T. S. Eliot, “East Coker” [Poetry for Easter]

Each week during Eastertide I am posting a poem that helps me engage more meaningfully with Jesus’ resurrection. Here is stanza IV of T. S. Eliot’s poem “East Coker,” which is from Four Quartets (1943). Thomas Stearns Eliot is probably the most famous twentieth-century English-language poet, renowned for his groundbreaking work typified in poems like “The Love Song of J. Alfred Prufrock” (1911) and The Wasteland (1922). Eliot was born in the United States but resided in England for most of his adult life.


The wounded surgeon plies the steel
That questions the distempered part;
Beneath the bleeding hands we feel
The sharp compassion of the healer’s art
Resolving the enigma of the fever chart.

    Our only health is the disease
If we obey the dying nurse
Whose constant care is not to please
But to remind of our, and Adam’s curse,
And that, to be restored, our sickness must grow worse.

    The whole earth is our hospital
Endowed by the ruined millionaire,
Wherein, if we do well, we shall
Die of the absolute paternal care
That will not leave us, but prevents us everywhere.

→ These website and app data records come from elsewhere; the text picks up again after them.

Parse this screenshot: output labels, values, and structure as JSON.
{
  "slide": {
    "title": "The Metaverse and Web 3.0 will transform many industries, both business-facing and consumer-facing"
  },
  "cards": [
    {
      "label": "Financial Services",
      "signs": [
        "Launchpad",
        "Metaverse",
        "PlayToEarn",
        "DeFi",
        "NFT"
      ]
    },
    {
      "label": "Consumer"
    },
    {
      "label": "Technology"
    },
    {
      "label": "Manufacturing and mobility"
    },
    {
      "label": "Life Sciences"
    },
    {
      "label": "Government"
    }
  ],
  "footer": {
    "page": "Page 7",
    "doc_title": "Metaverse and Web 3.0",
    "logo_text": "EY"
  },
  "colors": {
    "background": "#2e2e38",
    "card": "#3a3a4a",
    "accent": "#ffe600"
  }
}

    The chill ascends from feet to knees,
The fever sings in mental wires.
If to be warmed, then I must freeze
And quake in frigid purgatorial fires
Of which the flame is roses, and the smoke is briars.

    The dripping blood our only drink,
The bloody flesh our only food:
In spite of which we like to think
That we are sound, substantial flesh and blood—
Again, in spite of that, we call this Friday good.


Previous poems in this series:

George Herbert, “Easter Wings”

Denise Levertov, “On Belief in the Physical Resurrection of Jesus

Christian Wiman, “Every Riven Thing

Good Friday 2021: The Real Sacrifice of Christ

Join with us for worship this Good Friday at Eastbrook Church as we remember Christ’s crucifixion and sacrifice with in-person and streamed worship services. We will have two identical services at 12 pm and 7 pm. RSVP for in-person services, or join us online at Eastbrook at Home. You can also download a companion “Good Friday at Home Experience Guide” put together by the Eastbrook Church staff.

The basis for our engagement with Jesus’ passion this year is through Matthew’s Gospel, taking us to Matthew 26:31-27:66 for Good Friday.

The Glory

Two other men, both criminals, were also led out with him to be executed. When they came to the place called the Skull, they crucified him there. (Luke 23:32-33)

without fanfare, the King of Glory is pinned
with gory force upon the beams of wood.

the people watch with voiceless stares.
the sneering rulers speak their fears.
the soldiers mock with maiming force.

overhead the notice speaks sharp
truth: this is the King of the Jews.

with no apparent human heroism,
His snapping skeleton – bloody body –
hangs heavy as God’s heart becomes a wound
opened wide with welcome for all who wash
their weary selves within its messy flow.

but now He hangs at God’s cross purposes
as holiness and grace collide with fire.
the vulture views the spectacle and waits,
as all earth’s air is drained out of God’s lungs.


This is the fourth in a group of seven original poems composed for Holy Week, including:

Senior Pastor Video Update in the Time of COVID-19 (April 8, 2020)

Here is my latest video update for Eastbrook Church as we navigate the time of COVID-19. I will continue to re-post these weekly video updates here at my blog for those who have not seen it or who are not part of our church but could use the encouragement. You can watch it here or at the Eastbrook Church Vimeo channel.

In my video update, I mention Eastbrook’s Holy Week services and experiences for Maundy Thursday, Good Friday, and Easter Sunday. You can access it all here, and I encourage you to look at some of the resources and experiences ahead of time so that you can utilize them at home on that day.

For Maundy Thursday:

  • resources for older and/or younger children
  • recipe for unleavened bread and communion service
  • foot-washing ceremony
  • simple seder meal  instructions

For Good Friday:

  • resources for older and/or younger children
  • fasting
  • observing silence from 12-3 pm
  • experiencing the Passion

You could also participate in an online “Way of the Cross,” a virtual walk through Jesus’ final moments..